M: “Very funny. Now put it down. Besides, that’s the cheap stuff.”
L comes down this morning feeling pretty good about himself. He got a thumb’s up from the doc, he’s conquered all of his homework. He’s on fire.
L: “It’s Thursday. Let’s go over the spelling one more time.”
M: “Uh, it’s Wednesday.”
L: “NO WAY! I did all of that extra homework and studying and it’s only WEDNESDAY!? Geez.”
M: “Yup, and you still need to brush your teeth.”
Oh, the joy of a well-child appointment (as opposed to a sick child appointment)
Went yesterday to have the lad measured, weighed, tapped and prodded. As we were sitting in the waiting room, the nurse came in and instructed L to remove his clothes down to his undies.
L: “Well, this is going to be embarrassing. What if the doctor comes in and sees me nearly naked and has to turn away and gather herself? What if she’s not expecting this? This feels very awkward to me. I think the nurse might have confused us with another patient.”
M: “L, your doctor is a pediatrician. She expects to see you in your undies. She would be surprised if you weren’t nearly buck naked.”

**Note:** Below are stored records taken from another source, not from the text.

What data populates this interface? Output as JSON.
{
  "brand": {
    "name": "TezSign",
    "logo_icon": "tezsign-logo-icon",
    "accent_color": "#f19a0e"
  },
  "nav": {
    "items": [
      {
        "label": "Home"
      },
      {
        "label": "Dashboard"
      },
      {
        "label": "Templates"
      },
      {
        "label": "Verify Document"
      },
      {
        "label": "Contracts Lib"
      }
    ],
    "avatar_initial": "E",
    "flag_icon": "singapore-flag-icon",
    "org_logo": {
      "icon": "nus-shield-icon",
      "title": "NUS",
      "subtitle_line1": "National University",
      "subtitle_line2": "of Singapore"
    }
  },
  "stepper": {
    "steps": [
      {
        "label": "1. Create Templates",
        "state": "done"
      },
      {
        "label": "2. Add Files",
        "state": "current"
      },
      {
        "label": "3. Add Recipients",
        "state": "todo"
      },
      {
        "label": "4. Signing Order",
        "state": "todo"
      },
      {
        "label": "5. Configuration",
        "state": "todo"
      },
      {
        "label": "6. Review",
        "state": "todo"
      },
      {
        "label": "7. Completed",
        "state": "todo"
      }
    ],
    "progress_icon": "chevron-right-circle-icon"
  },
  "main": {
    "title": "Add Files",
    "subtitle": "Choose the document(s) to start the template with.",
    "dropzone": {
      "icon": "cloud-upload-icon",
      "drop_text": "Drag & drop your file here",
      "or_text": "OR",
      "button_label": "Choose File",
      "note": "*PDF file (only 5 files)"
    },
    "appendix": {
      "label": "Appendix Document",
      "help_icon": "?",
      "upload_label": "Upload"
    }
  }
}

L: “Okaaaay. But if we have this wrong….”
Doc comes in and is amazed at how tall L has become. She is the single greatest pediatrician in the world. She knows that L comprehends everything and speaks to him as she would speak to me.

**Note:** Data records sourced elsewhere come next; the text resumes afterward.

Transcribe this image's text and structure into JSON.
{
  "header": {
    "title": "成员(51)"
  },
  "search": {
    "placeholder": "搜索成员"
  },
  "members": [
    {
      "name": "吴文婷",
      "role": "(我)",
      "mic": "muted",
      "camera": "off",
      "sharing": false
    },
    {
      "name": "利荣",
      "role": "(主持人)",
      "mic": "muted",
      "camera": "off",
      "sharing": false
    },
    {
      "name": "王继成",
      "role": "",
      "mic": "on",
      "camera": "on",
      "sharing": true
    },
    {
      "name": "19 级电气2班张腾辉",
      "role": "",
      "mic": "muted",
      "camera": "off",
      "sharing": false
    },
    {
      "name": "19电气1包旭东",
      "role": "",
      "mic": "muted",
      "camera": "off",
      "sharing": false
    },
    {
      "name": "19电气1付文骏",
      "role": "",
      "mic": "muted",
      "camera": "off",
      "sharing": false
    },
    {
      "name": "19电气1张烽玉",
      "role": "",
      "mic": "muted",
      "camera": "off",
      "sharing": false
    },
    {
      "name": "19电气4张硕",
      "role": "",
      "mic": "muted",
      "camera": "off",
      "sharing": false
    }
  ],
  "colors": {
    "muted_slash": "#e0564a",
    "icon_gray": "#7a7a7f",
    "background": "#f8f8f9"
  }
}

Doc: “L, what’s your favorite subject in school?”
L: “Math. Definitely math.”
D: “Why math?”
L: “Because I have systems and strategies and math makes complete sense. For instance, if you’re adding two three digit numbers, you already know that…”
D: “Yes, you definitely understand math. That’s great. I wish more people loved math.”
L then tells her about his day, his week, his life, his dog, his friends. At the end of the appointment, he says, “well, did I do okay? Am I healthy?”
D: “Yes, you’re very, very healthy. You’re amazing.”
One thing I know: When the front door is shut and locked, we are a wildly inappropriate family.
We have a habit of trying to pants each other at every available opportunity. Our version rarely involves any success. It really is the journey. In other words, if one is wearing sweats or some other elasticized waistband garb, better grab on and tug. This leads to shrieks, laughter, and planting oneself firmly on the ground.
I sometimes wonder if the neighbors can hear us laughing, chasing, and ending up in a heap. Then I think, well, if everyone were to stop being so serious and just try a bit of pantsing, maybe everyone really would get along.
When in doubt, pants. (The verb, not the noun.)
Ah, number lines. L approaches them in an assembly-like manner. Assess question, color in least number of squares, write digits in sequence.
M: “I notice that when you’re doing these exercises, you always color in the least number of squares necessary.”
L: “Yes, that’s my strategy.”
M: “Seems to work well. Looks like it’s a good strategy.”
L: “I’m a good strategy.”
Can’t argue with that.
To continue, dad calls to say he’s on his way. L picks up.
L: “Dad, I need you to be very sensitive to mom. If you start to see her eyes start to water, it’s because she had a difficult day. And you really love your wife, so let’s try to be very sensitive to her.”
D: “Yes, I do love my wife.”
Rotten day, yesterday. Worst day of my career. I’ve never seen a more ridiculous set of adults in my life. I’ll leave it there. Left work early. Picked up the lad from school.
The goal: Do not cry. Do not cry. Do not cry.
L: “Mom, what’s wrong? Why are you sad?”
M: “Some people at work weren’t very nice to me. You know when you’re really good at something and no one can see it? That’s what it felt like. Felt like I was embedded in a world of aliens.”
L: “I’m so sorry, mom. I don’t want you to be sad. I love you. You’re the most amazing person I know. And I think you’re really good at what you do.”
M: “Thanks, sweetie. That means everything to me.”
L: “I’ll be very sensitive to you. Let’s go do my homework. Then we’ll sit together under a blanket and you can put your head on my shoulder and hopefully you’ll feel better.”
M: “I’m sure I will.”
M: “It’s time to sign up for chess club.”
L: “Oh, man, seriously? Please… Not this time.”
M: “But you’re so good at it. I wish I could play like you. Why not?”
L: “If you were to eat the same thing every single day of your life, it would get boring, right? It wouldn’t be zesty anymore, right? That’s what chess feels like to me right now. It’s the same thing over and over. Can I please take a break?”
Well said. He did win his last tournament. Maybe someday…
Finally, a much-needed hair cut. Being a nut, I shun the usual Super Duper Easy Cuts and go for something a bit different. I love his hair. It’s beautiful. Not as blonde or as curly as it once was, but abundant, lovely hair.
Let’s keep it long. Just a touch off the sides. Maybe…?
Haircutter: “L, who’s in charge of your hair? You or your mom?”
L: “Hmmm… That’s a good question. She made me. I guess you’d better ask her.”